Q: In the beginning we find out that Sam found her way to Dr. Bright through this poster that says “Therapy for the Strange and Unusual,” so my question is, did Dr. Bright ever have people who weren’t Atypical come to her? And if so, how did she deal with that?

A: Yeah, totally, we did a bunch of bonus episodes after we finished the Bright Sessions of all of Dr. Bright’s other active patients and kind of looking at all these different Atypicals. And I briefly flirted with the idea of having an episode about one of those people because the process of finding a therapist can take a while, because it has to be a good fit from from both ends. I myself have been to see a therapist like for one or two sessions and then I realized it’s not going to be a good fit, they’re not going to be the right therapist for me. And so I think it would happen to Dr. Bright too, where she would have a patient come in who is not Atypical but thinks that they have a problem that might may be like, something that she can help with. And because she is so specific and she wants to make sure that she focuses on the people who she can help and she is uniquely suited to help. I think that whenever those things would happen she would usually explain to patients like, you know, I’m highly specialized in my area, or I don’t actually have any availability right now, but here I’m gonna refer you to a therapist that you’d refer them to someone who’s just a non Atypical therapist. But I never actually wrote it, I wrote a couple ideas down but we never actually wrote it. I thought about having one that was like just a one off, not an Atypical person but it just never, ended up happening.

Q: How did you decide to connect color and emotion for empaths?

A: I was thinking about all the different ways in which I experienced emotions and I was reading a lot about Synesthesia, where you basically can hear colors and see sounds and it’s a basically a cross wiring of your senses and the way that your brain interprets sensory input. And there have often been times when people who have Synesthesia describe seeing colors when people are speaking, or feeling sounds in a particular way, and so that sort of mix of one sensory experience being expressed through another type of sensory experience was, I think, a great jumping off point for describing what Caleb’s empathic abilities were like, and colors seemed like a really easy and natural way to get there.

Q: When reading books or listening to podcasts, do you tend to like the villains or the heroes better?

A: I think I like the people that kind of straddle the lines a little bit.
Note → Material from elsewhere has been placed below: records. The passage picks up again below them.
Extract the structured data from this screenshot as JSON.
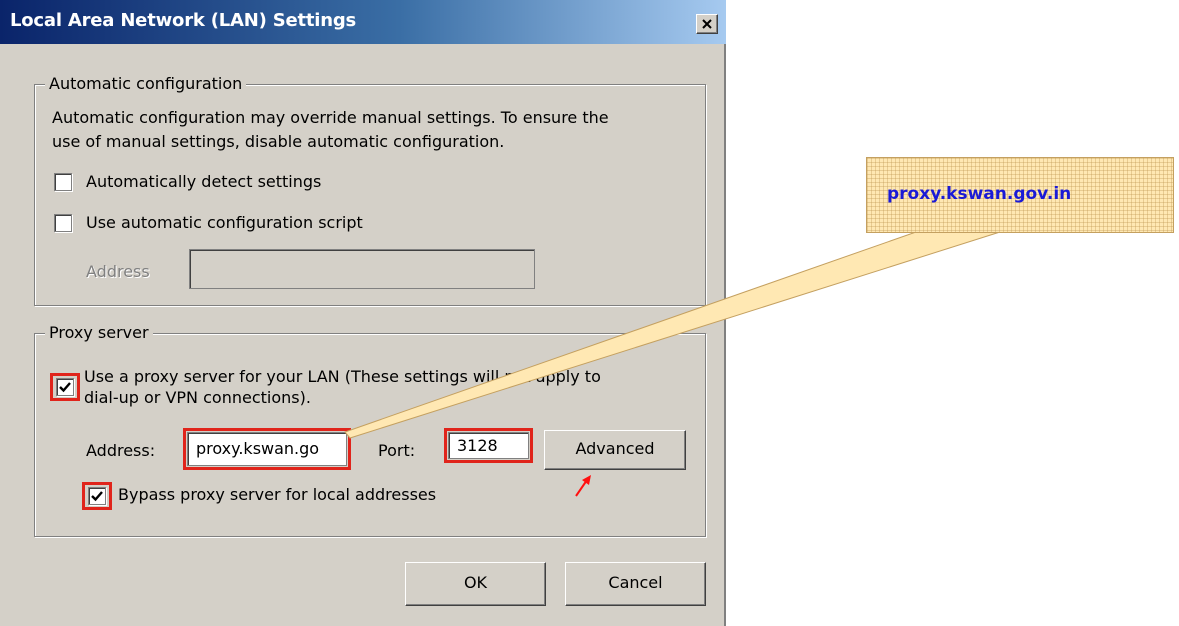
{
  "dialog": {
    "title": "Local Area Network (LAN) Settings"
  },
  "auto_config": {
    "legend": "Automatic configuration",
    "desc_line1": "Automatic configuration may override manual settings.  To ensure the",
    "desc_line2": "use of manual settings, disable automatic configuration.",
    "detect_label": "Automatically detect settings",
    "detect_checked": false,
    "script_label": "Use automatic configuration script",
    "script_checked": false,
    "address_label": "Address",
    "address_value": ""
  },
  "proxy": {
    "legend": "Proxy server",
    "use_proxy_line1": "Use a proxy server for your LAN (These settings will not apply to",
    "use_proxy_line2": "dial-up or VPN connections).",
    "use_proxy_checked": true,
    "address_label": "Address:",
    "address_value": "proxy.kswan.go",
    "port_label": "Port:",
    "port_value": "3128",
    "advanced_label": "Advanced",
    "bypass_label": "Bypass proxy server for local addresses",
    "bypass_checked": true
  },
  "buttons": {
    "ok": "OK",
    "cancel": "Cancel"
  },
  "callout": {
    "text": "proxy.kswan.gov.in"
  },
  "colors": {
    "title_gradient_start": "#0a246a",
    "highlight": "#e0241b",
    "callout_fill": "#ffe8b3",
    "callout_text": "#1a1ad6"
  }
}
I’m reading Vengeful by V.E. Schwab right now, and I read Vicious earlier this year, and I saw her read her Shades of Magic series which I’ve heard is incredible, but something that she talks about is that she’s always making her villains into heroes and she was making her heroes into villains. And I think for me, like the the development that a character has over the course of time, and the questions they’re confronted with morally in their lives is always really interesting to me. I like characters that are trying their best, but that can mean a lot of different things. For a villain character, trying their best could be to try to take over the world. But I think that the characters I don’t connect to are the ones who are just doing something for the sake of doing something.

Lauren (left) and Liri at Texas Teen Book Festival 2019

Q: Do you have any advice for your readers and or listeners?

AI think something that’s important is, don’t wait for permission. Don’t wait for permission for somebody to tell you that you can write or that your story is worth hearing. It absolutely is and you absolutely can. And so I think that even if it’s something you’re not ready to share with people yet or something you just want to do for you, you’re going to become a better writer the more that you write and the more that you read. So don’t feel like you have to wait for somebody to give you something or to let you do it. With a pen and piece of paper or a laptop, you can create entire worlds.